Swami is the central character of the plot. He is also the protagonist of the play. As a child, he goes to school where he does not like studies and gets bored easily. He is an honest boy of seven but, on the other hand, he also does not hesitate telling lies to his father. He loves his granny's stories. He is good at cricket and is nicknamed "Tate." He saw the revolution phase of Indian independence. Later in the course of the novel, he became bolder and socially prominent.
Swaminathan’s father is a lawyer by profession. He is stern and authoritarian, but caring. He worries about his son’s studies and encourages him to study hard. Sometimes he is overly strict, but later in the novel he also shows his concern for the well-being of his son.
Swaminathan's mother is in charge of the house and cares for Swami both materially and emotionally. She defends Swami in his arguments with his father. However, her appearances are occasional. She is the character that Swami misses the most when he runs away from the house.
Granny is described as a sweet and sleepy lady whom Swami will often go to and tell stories about his day. She is a religious woman. She tells Swami the stories of her past. Her relationship with Swami changes throughout the novel.
Swami’s Younger Brother
He is the only sibling to Swami. He is born midway through the novel. He captures the prime attention of his family. Swami too cares for his little brother. However, this character has no major role as he remains a child throughout the novel.
He is Swami’s scripture teacher at the Albert Mission School. He is a Christian fanatic and degrades Swami’s religion, Hinduism, and considers Christianity superior to other religions. Later, he is scolded by the headmaster of the school.
Rajam is the new kid at the Albert Mission School and is Swami's rival turned best friend. Rajam is good at studies, speaks English "like a European," and is the son of the police superintendent, which gives him more attention and status at school. He is witty and fearless in nature and naturally assumes authority in social settings. It is his idea to start a cricket team.
Another close friend of Swami, Mani is described as the "Mighty Good-For-Nothing." He is a bold and strong figure in his class.
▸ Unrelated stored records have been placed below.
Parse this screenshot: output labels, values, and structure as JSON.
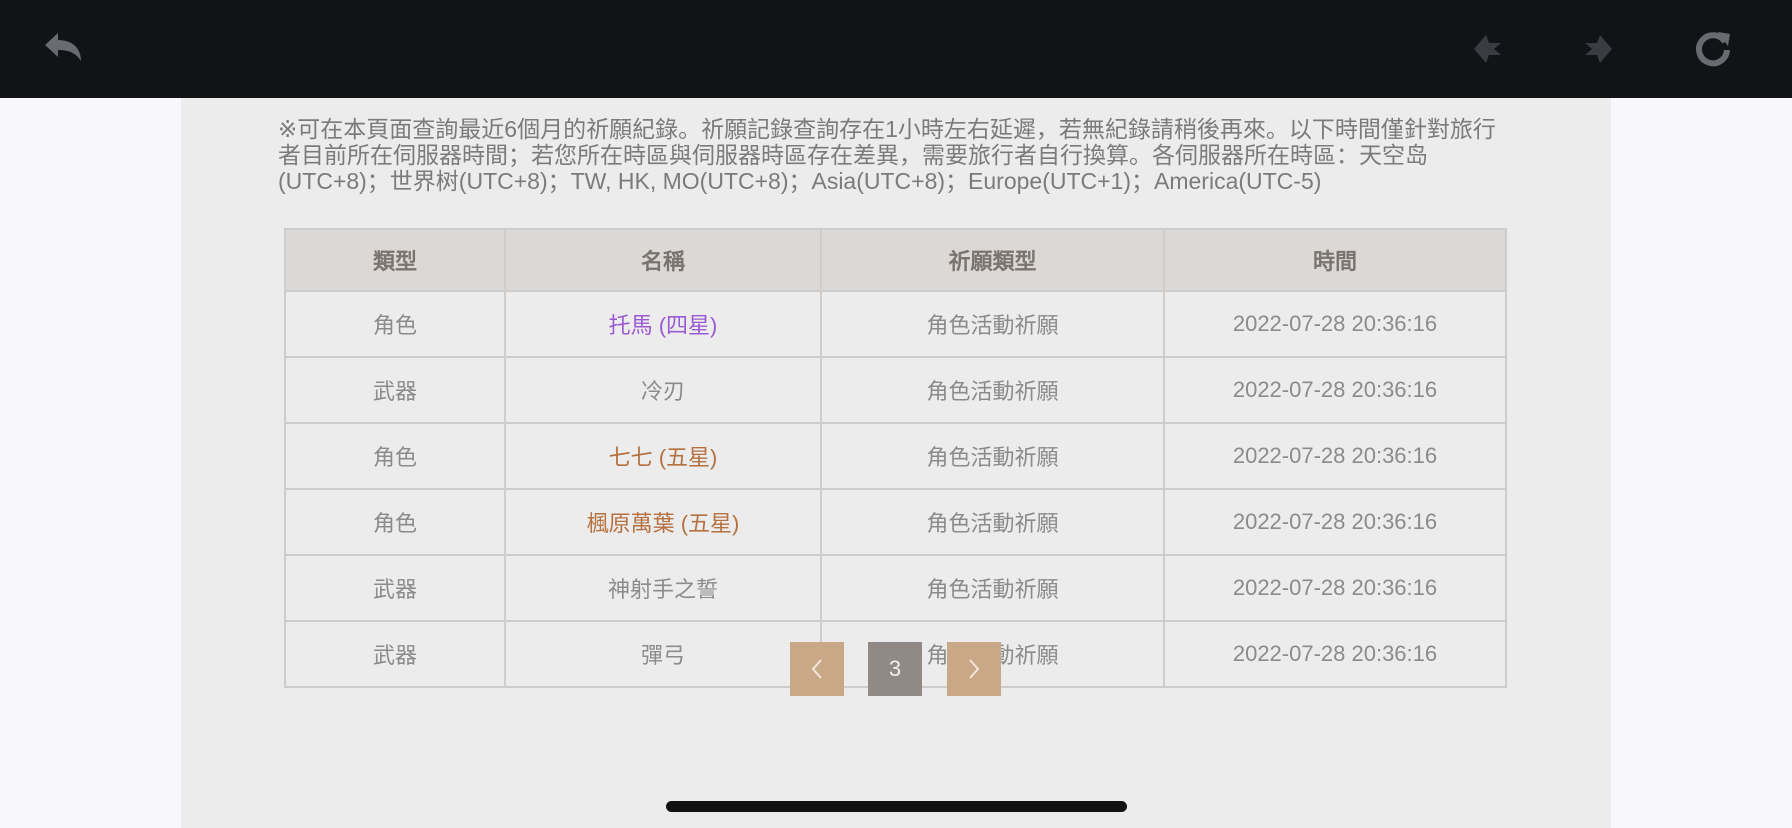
{
  "topbar": {
    "back_icon": "undo-arrow-icon",
    "prev_icon": "diamond-left-icon",
    "next_icon": "diamond-right-icon",
    "refresh_icon": "refresh-icon"
  },
  "notice": "※可在本頁面查詢最近6個月的祈願紀錄。祈願記錄查詢存在1小時左右延遲，若無紀錄請稍後再來。以下時間僅針對旅行者目前所在伺服器時間；若您所在時區與伺服器時區存在差異，需要旅行者自行換算。各伺服器所在時區：天空岛(UTC+8)；世界树(UTC+8)；TW, HK, MO(UTC+8)；Asia(UTC+8)；Europe(UTC+1)；America(UTC-5)",
  "table": {
    "headers": [
      "類型",
      "名稱",
      "祈願類型",
      "時間"
    ],
    "rows": [
      {
        "type": "角色",
        "name": "托馬 (四星)",
        "wish": "角色活動祈願",
        "time": "2022-07-28 20:36:16"
      },
      {
        "type": "武器",
        "name": "冷刃",
        "wish": "角色活動祈願",
        "time": "2022-07-28 20:36:16"
      },
      {
        "type": "角色",
        "name": "七七 (五星)",
        "wish": "角色活動祈願",
        "time": "2022-07-28 20:36:16"
      },
      {
        "type": "角色",
        "name": "楓原萬葉 (五星)",
        "wish": "角色活動祈願",
        "time": "2022-07-28 20:36:16"
      },
      {
        "type": "武器",
        "name": "神射手之誓",
        "wish": "角色活動祈願",
        "time": "2022-07-28 20:36:16"
      },
      {
        "type": "武器",
        "name": "彈弓",
        "wish": "角色活動祈願",
        "time": "2022-07-28 20:36:16"
      }
    ]
  },
  "colors": {
    "four_star": "#9a5ad4",
    "five_star": "#b5713f",
    "pager_arrow": "#c9a887",
    "pager_current": "#918985"
  },
  "pagination": {
    "current_page": "3",
    "prev_icon": "chevron-left-icon",
    "next_icon": "chevron-right-icon"
  }
}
He is not good at studies and purposefully slacks off, but he likes fighting and no one dares to challenges him, even the teachers. Mani likes to dominate the whole class and also bully some of his classmates.
Somu is Swami’s school friend from the Albert Mission School. He is the monitor of Swami's class and carries himself with an easy and confident air. Swami calls him the “uncle of the class.”
A classmate of Swami, Sankar is known as the “the most brilliant boy of the class.” Swami admires Sankar's intellect and takes his guidance. Later, he leaves Malgudi as his father is transferred to another town.
Samuel (or The Pea)
Also nicknamed "The Pea," Samuel is Swami's classmate and friend. Both Swami and the Pea are close friends until the Pea changes his school. Both remain friends as they both play cricket together. He is the only Christian friend of Swami.
Swami and Friends Questions and Answers
The Question and Answer section for Swami and Friends is a great
resource to ask questions, find answers, and discuss the novel.